"We're going to examine the evidence that there are over 1,000 SS-20s, that the CIA has attempted to cook the books on the issue, and that the Soviets have deliberately falsified their data," said Sen. Steven Symms, R-Idaho, one of the chief critics of the treaty banning medium-range missiles.But Sen. William Cohen, R-Maine, vice chairman of the Intelligence Committee, said the charges are "the same old stuff" that has been considered and rejected by the panel as it endorsed the treaty last week.

The Soviets have declared that they have 650 SS-20s and all those missiles will have to be destroyed when the pact takes effect.

But Symms and other critics say the Soviets have up to 350 SS-20s more than they have declared, and the critics have said U.S. intelligence estimates of the higher numbers have been hidden.

"In the opinion of this senator, the CIA has cooked the numbers of SS-20s and I'm prepared to prove it," said Sen. Malcolm Wallop, R-Wyo., another critic of the pact.

Sen. Patrick Leahy, D-Vt., a supporter of the treaty, said, "These arguments have been heard and rejected. I don't expect to hear anything I don't know."

The Old Senate Chamber where the meeting was held has only rarely been used for business meetings since the Senate moved to its present quarters in 1859. It was used this time because the regular Senate chamber is laced with modern broadcasting and electric cable that could make eavesdropping possible.

It is the first secret Senate meeting since Oct. 7, 1986, and one of six in the past six years.

Senate Majority Leader Robert Byrd, D-W.Va., said Tuesday that the closed-door meeting was sought by conservatives, and he noted that Senate rules permit such a session at the request of any two senators.

Supporters of the U.S.-Soviet treaty say the Senate Foreign Relations Committee is likely to approve it by a margin similar to the 18-2 endorsement given Monday by the Senate Armed Services Committee.

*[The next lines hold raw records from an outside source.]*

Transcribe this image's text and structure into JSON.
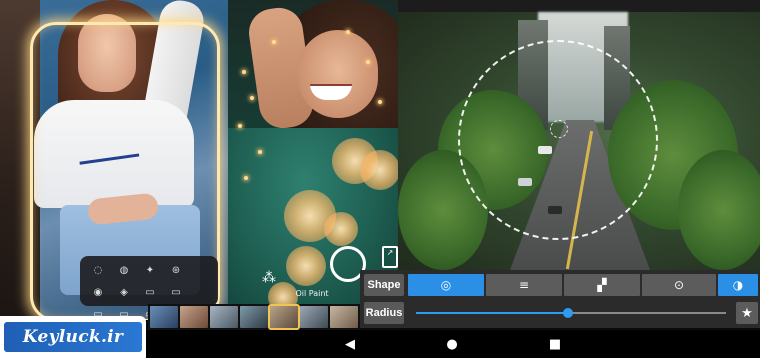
{
  "watermark": {
    "text": "Keyluck.ir"
  },
  "filter_label": "Oil Paint",
  "editor": {
    "shape_label": "Shape",
    "radius_label": "Radius",
    "shape_options": [
      {
        "icon": "target-icon",
        "glyph": "◎",
        "active": true
      },
      {
        "icon": "lines-icon",
        "glyph": "≡",
        "active": false
      },
      {
        "icon": "pixel-grid-icon",
        "glyph": "▞",
        "active": false
      },
      {
        "icon": "radio-dot-icon",
        "glyph": "⊙",
        "active": false
      },
      {
        "icon": "half-circle-icon",
        "glyph": "◑",
        "active": true
      }
    ],
    "radius_value": 0.49,
    "star_glyph": "★"
  },
  "tool_menu_glyphs": [
    "◌",
    "◍",
    "✦",
    "⊛",
    "◉",
    "◈",
    "▭",
    "▭",
    "▭",
    "▭",
    "▭",
    "▭"
  ],
  "nav": {
    "back": "◀",
    "home": "●",
    "recents": "■"
  },
  "colors": {
    "accent": "#2a8fe5",
    "panel": "#2b2b2b",
    "button": "#5c5c5c",
    "watermark_blue": "#1f5fb4"
  }
}
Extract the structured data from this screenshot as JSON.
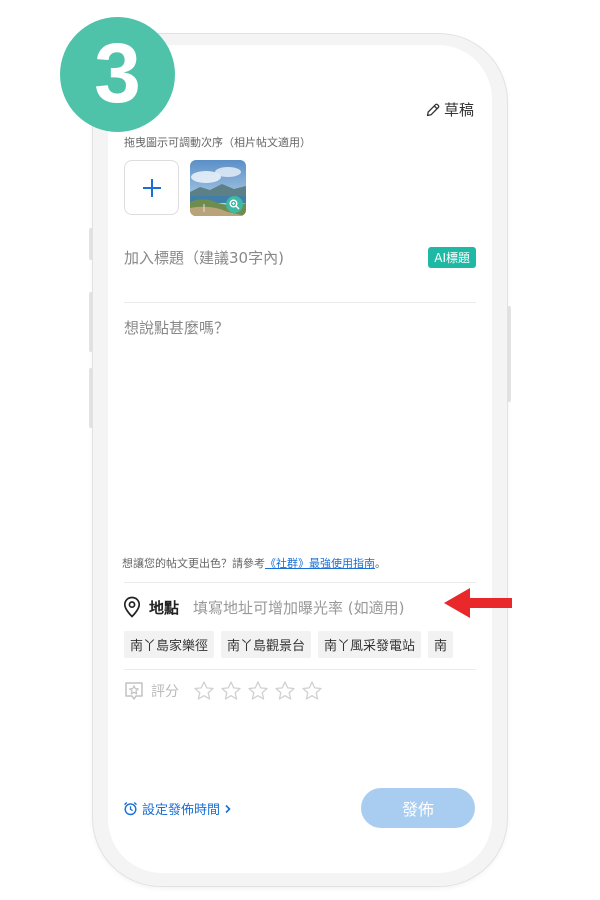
{
  "step_badge": "3",
  "header": {
    "draft_label": "草稿"
  },
  "photos": {
    "hint": "拖曳圖示可調動次序（相片帖文適用）",
    "add_icon": "plus-icon"
  },
  "post_title": {
    "placeholder": "加入標題（建議30字內)",
    "ai_button_label": "AI標題"
  },
  "post_content": {
    "placeholder": "想說點甚麼嗎？"
  },
  "guide": {
    "prefix": "想讓您的帖文更出色？請參考",
    "link": "《社群》最強使用指南",
    "suffix": "。"
  },
  "location": {
    "label": "地點",
    "placeholder": "填寫地址可增加曝光率 (如適用)",
    "icon": "location-pin-icon"
  },
  "suggested_locations": [
    "南丫島家樂徑",
    "南丫島觀景台",
    "南丫風采發電站",
    "南"
  ],
  "rating": {
    "label": "評分",
    "stars_total": 5,
    "value": 0
  },
  "schedule": {
    "label": "設定發佈時間",
    "icon": "alarm-clock-icon"
  },
  "publish_button": {
    "label": "發佈"
  },
  "colors": {
    "accent_teal": "#4fc3a9",
    "link_blue": "#1a6fd6",
    "publish_disabled": "#a9cdf0",
    "arrow_red": "#e8282b"
  }
}
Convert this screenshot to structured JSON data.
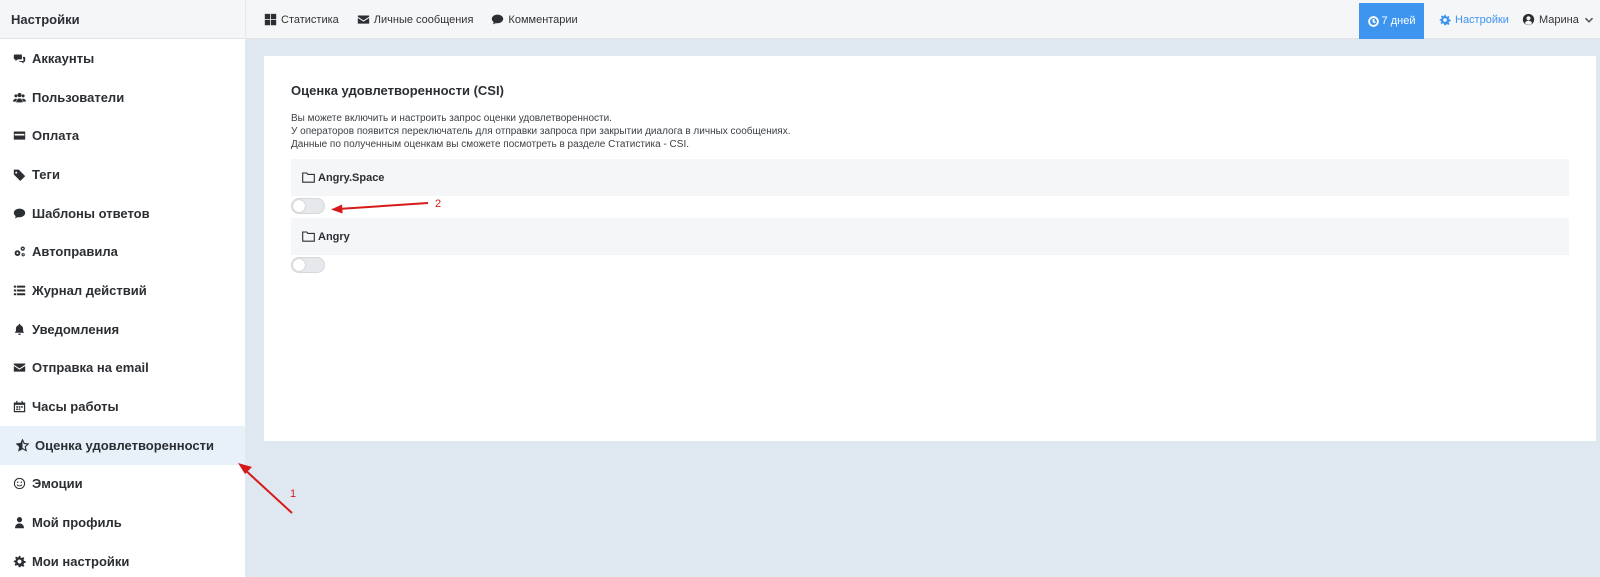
{
  "sidebar": {
    "title": "Настройки",
    "items": [
      {
        "label": "Аккаунты",
        "icon": "chat-bubbles-icon"
      },
      {
        "label": "Пользователи",
        "icon": "users-icon"
      },
      {
        "label": "Оплата",
        "icon": "credit-card-icon"
      },
      {
        "label": "Теги",
        "icon": "tag-icon"
      },
      {
        "label": "Шаблоны ответов",
        "icon": "comment-icon"
      },
      {
        "label": "Автоправила",
        "icon": "gears-icon"
      },
      {
        "label": "Журнал действий",
        "icon": "list-icon"
      },
      {
        "label": "Уведомления",
        "icon": "bell-icon"
      },
      {
        "label": "Отправка на email",
        "icon": "envelope-icon"
      },
      {
        "label": "Часы работы",
        "icon": "calendar-icon"
      },
      {
        "label": "Оценка удовлетворенности",
        "icon": "star-half-icon",
        "active": true
      },
      {
        "label": "Эмоции",
        "icon": "smile-icon"
      },
      {
        "label": "Мой профиль",
        "icon": "user-icon"
      },
      {
        "label": "Мои настройки",
        "icon": "gear-icon"
      }
    ]
  },
  "topbar": {
    "nav": [
      {
        "label": "Статистика",
        "icon": "dashboard-icon"
      },
      {
        "label": "Личные сообщения",
        "icon": "envelope-icon"
      },
      {
        "label": "Комментарии",
        "icon": "comment-icon"
      }
    ],
    "period_label": "7 дней",
    "settings_label": "Настройки",
    "user_name": "Марина"
  },
  "content": {
    "title": "Оценка удовлетворенности (CSI)",
    "description": [
      "Вы можете включить и настроить запрос оценки удовлетворенности.",
      "У операторов появится переключатель для отправки запроса при закрытии диалога в личных сообщениях.",
      "Данные по полученным оценкам вы сможете посмотреть в разделе Статистика - CSI."
    ],
    "groups": [
      {
        "name": "Angry.Space",
        "csi_enabled": false
      },
      {
        "name": "Angry",
        "csi_enabled": false
      }
    ]
  },
  "annotations": [
    "1",
    "2"
  ],
  "colors": {
    "accent": "#3d95f0",
    "active_item_bg": "#e8f1fa",
    "page_bg": "#dfe8f0",
    "annotation": "#d61a1a"
  }
}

The Foreign Relations panel is scheduled to vote Wednesday on whether to send the pact to the floor of the full Senate, where approval is expected next month.